Author(s)

Eric HallFollow

Date

1-2016

Department

School of Education

Degree

Doctor of Education (EdD)

Chair

Connie L. McDonald

Keywords

hermeneutic, language learning, language learning strategies, phenomenology, South Korea, university students

Disciplines

Curriculum and Instruction | Curriculum and Social Inquiry | Education | Educational Assessment, Evaluation, and Research | Educational Psychology | Other Education | Social and Philosophical Foundations of Education

Abstract

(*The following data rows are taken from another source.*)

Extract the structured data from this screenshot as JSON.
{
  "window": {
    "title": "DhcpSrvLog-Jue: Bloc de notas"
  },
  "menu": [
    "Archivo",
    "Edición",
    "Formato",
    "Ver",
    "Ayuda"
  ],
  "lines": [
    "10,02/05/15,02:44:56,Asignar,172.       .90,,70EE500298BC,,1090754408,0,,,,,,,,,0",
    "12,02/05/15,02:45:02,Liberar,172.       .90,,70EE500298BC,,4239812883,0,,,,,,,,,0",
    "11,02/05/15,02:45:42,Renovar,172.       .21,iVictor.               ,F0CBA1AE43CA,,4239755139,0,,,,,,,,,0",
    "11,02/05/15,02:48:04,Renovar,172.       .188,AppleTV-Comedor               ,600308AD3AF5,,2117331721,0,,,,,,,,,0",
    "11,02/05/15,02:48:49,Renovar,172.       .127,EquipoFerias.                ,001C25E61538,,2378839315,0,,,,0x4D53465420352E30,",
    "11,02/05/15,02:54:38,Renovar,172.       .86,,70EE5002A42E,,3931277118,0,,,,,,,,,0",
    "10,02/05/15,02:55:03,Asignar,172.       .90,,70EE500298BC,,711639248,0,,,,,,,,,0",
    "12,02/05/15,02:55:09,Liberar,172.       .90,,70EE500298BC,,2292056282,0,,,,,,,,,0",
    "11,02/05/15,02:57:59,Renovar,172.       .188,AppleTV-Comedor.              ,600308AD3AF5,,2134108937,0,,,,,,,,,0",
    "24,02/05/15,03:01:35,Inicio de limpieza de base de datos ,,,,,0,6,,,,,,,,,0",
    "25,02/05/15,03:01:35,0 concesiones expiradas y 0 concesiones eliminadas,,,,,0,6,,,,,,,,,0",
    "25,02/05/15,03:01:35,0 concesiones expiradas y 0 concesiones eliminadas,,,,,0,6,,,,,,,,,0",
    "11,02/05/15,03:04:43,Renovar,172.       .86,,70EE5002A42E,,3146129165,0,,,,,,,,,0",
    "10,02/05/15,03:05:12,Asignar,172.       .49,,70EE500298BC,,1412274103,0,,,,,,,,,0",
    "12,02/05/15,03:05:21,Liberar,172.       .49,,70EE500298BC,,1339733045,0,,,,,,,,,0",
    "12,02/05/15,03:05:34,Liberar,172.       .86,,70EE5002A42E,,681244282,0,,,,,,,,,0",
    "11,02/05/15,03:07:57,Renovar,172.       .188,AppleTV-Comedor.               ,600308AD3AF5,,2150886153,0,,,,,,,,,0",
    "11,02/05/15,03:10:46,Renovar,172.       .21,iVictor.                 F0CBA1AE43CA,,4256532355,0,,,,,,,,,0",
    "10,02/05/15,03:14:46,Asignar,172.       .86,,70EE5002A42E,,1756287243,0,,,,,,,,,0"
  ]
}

The purpose of this phenomenological study was to explore the shared experiences and beliefs concerning the use of language learning strategies (LLS) among successful English as a Foreign Language (EFL) learners at a South Korean university. The research questions focused on how successful EFL learners describe their experiences learning English through the lens of learning strategies. Further examination described the role LLS play in the student’s successful English language learning. The participants were 12 successful EFL students from a South Korean university. Data collection consisted of interviews, focus groups, and observations. Data analysis was achieved through use of the hermeneutic circle, which consists of reading, reflective writing (and rewriting), and interpretation. Additionally, phenomenological reduction, specifically hermeneutic reduction was used to reflectively explicate current assumptions within the text. Findings revealed three themes through examination of the participants’ data: 1. Participants’ strategy use in light of Vygotsky’s Zone of Proximal Development 2. Proactivity, willingness to communicate and motivation among successful EFL students 3. Interrelation of individual strategies via strategy chains Discussion and recommendations for future research are located in chapter five.